China has warned Donald Trump that “co-operation is the only correct choice” after the US president-elect tapped a China hawk to run a new White House trade policy office.
“Chinese officials had hoped that, as a businessman, Trump would be open to negotiating deals,” said Zhu Ning, a finance professor at Tsinghua University in Beijing. “But they have been surprised by his decision to appoint such a hawk to a key post.”
Adding to rising tensions between the two countries, the US Office of the Trade Representative yesterday put Alibaba, China’s biggest e-commerce platform, back on its “notorious markets” blacklist of companies accused of being involved in peddling fake goods.
China has been scrambling to assess Mr Trump’s stance since he took a congratulatory phone call from Taiwan president Tsai Ing-wen in early December, defying almost four decades of precedent. Under the “One China” policy, Washington has abstained from official interactions with the island, which Beijing regards as a “rogue province”.
Mr Trump’s recent rhetoric about China has given Beijing even more cause for concern. Since the call with Ms Tsai, he has publicly criticised China’s currency policies and island fortifications in the South China Sea. He has questioned Washington’s commitment to the One China policy, and also angered Beijing by alleging at the weekend that a Chinese warship had “stolen” a US navy submarine drone, which was later returned.
Global Trade Wars
I have been warning about the increasing likelihood of a collapse in global trade for some time.
We have taken another step down that road today with Trump’s appointment of Peter Navarro, to head up the White House National Trade Council.
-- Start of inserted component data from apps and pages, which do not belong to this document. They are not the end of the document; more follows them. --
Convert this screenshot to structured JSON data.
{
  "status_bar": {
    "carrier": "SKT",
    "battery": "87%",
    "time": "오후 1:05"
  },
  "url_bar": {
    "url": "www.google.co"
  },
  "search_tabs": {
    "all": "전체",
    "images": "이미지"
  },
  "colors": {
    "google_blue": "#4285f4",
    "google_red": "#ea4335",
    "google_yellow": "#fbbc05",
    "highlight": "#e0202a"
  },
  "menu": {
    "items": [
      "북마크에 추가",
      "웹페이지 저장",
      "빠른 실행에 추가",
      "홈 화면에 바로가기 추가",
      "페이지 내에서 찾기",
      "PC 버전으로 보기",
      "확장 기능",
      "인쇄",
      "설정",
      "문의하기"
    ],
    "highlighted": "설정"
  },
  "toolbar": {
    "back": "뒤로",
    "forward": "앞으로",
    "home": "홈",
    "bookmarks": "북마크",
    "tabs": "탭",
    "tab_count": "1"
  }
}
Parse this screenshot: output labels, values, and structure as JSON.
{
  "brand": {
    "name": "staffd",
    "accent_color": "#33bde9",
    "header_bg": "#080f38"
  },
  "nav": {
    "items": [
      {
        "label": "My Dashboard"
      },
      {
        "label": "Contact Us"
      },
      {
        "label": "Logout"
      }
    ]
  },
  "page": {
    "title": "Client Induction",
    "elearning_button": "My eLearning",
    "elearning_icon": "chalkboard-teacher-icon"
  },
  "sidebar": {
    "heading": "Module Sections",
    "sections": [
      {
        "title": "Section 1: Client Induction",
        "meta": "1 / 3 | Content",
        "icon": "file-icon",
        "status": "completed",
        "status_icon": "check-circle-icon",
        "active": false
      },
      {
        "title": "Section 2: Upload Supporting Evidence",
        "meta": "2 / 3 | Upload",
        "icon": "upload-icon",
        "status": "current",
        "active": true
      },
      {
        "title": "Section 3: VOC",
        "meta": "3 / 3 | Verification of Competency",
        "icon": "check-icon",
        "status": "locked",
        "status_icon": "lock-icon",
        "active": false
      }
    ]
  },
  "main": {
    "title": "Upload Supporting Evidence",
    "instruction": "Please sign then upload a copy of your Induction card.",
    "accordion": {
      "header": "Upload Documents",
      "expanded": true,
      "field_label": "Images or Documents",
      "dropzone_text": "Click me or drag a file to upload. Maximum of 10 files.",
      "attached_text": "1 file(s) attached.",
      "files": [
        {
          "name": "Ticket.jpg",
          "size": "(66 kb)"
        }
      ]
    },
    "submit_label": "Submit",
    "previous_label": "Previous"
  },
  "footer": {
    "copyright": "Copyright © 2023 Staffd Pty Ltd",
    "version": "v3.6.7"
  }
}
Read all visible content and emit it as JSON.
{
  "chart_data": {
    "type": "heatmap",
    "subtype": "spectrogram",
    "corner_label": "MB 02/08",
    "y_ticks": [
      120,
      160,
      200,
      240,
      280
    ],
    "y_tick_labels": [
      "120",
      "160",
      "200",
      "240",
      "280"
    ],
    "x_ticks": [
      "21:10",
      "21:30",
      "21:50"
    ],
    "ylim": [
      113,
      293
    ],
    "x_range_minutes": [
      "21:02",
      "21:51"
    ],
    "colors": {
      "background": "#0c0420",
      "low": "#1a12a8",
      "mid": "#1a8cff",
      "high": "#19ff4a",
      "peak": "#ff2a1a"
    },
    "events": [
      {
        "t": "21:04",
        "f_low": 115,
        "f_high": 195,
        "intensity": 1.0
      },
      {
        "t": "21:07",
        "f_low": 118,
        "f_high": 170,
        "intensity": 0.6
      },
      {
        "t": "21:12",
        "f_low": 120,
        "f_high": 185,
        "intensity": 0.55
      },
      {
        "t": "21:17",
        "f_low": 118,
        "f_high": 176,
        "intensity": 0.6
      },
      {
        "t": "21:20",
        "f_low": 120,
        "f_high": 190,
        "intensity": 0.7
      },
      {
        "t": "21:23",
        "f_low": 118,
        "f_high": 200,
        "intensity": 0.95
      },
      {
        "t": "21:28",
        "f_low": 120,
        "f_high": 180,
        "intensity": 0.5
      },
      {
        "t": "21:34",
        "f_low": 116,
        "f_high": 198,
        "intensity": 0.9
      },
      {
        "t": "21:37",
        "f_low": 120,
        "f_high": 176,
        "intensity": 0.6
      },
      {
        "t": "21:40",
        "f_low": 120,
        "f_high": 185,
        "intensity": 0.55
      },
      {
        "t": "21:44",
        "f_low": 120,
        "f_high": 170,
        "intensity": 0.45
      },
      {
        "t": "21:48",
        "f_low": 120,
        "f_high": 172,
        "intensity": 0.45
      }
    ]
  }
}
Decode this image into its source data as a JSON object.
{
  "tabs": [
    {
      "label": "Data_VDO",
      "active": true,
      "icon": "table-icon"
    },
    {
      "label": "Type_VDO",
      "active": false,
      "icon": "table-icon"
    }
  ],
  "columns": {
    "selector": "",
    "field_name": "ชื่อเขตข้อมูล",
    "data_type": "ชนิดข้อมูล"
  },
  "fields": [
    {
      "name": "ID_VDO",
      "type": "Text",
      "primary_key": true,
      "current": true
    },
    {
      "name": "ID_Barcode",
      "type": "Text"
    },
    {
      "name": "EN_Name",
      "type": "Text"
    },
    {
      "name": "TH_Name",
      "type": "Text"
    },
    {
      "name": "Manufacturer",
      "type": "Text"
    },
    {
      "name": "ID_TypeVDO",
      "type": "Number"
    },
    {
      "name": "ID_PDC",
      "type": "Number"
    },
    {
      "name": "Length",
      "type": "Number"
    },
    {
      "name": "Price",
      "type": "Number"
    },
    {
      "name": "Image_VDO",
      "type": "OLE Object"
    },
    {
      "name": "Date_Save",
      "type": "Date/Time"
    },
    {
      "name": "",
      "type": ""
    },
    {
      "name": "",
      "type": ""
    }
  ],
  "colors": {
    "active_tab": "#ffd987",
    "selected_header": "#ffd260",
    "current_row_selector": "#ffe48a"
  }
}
It’s impossible to over-emphasize one simple point: No one wins global trade wars. Trump believes he can.
Mike “Mish” Shedlock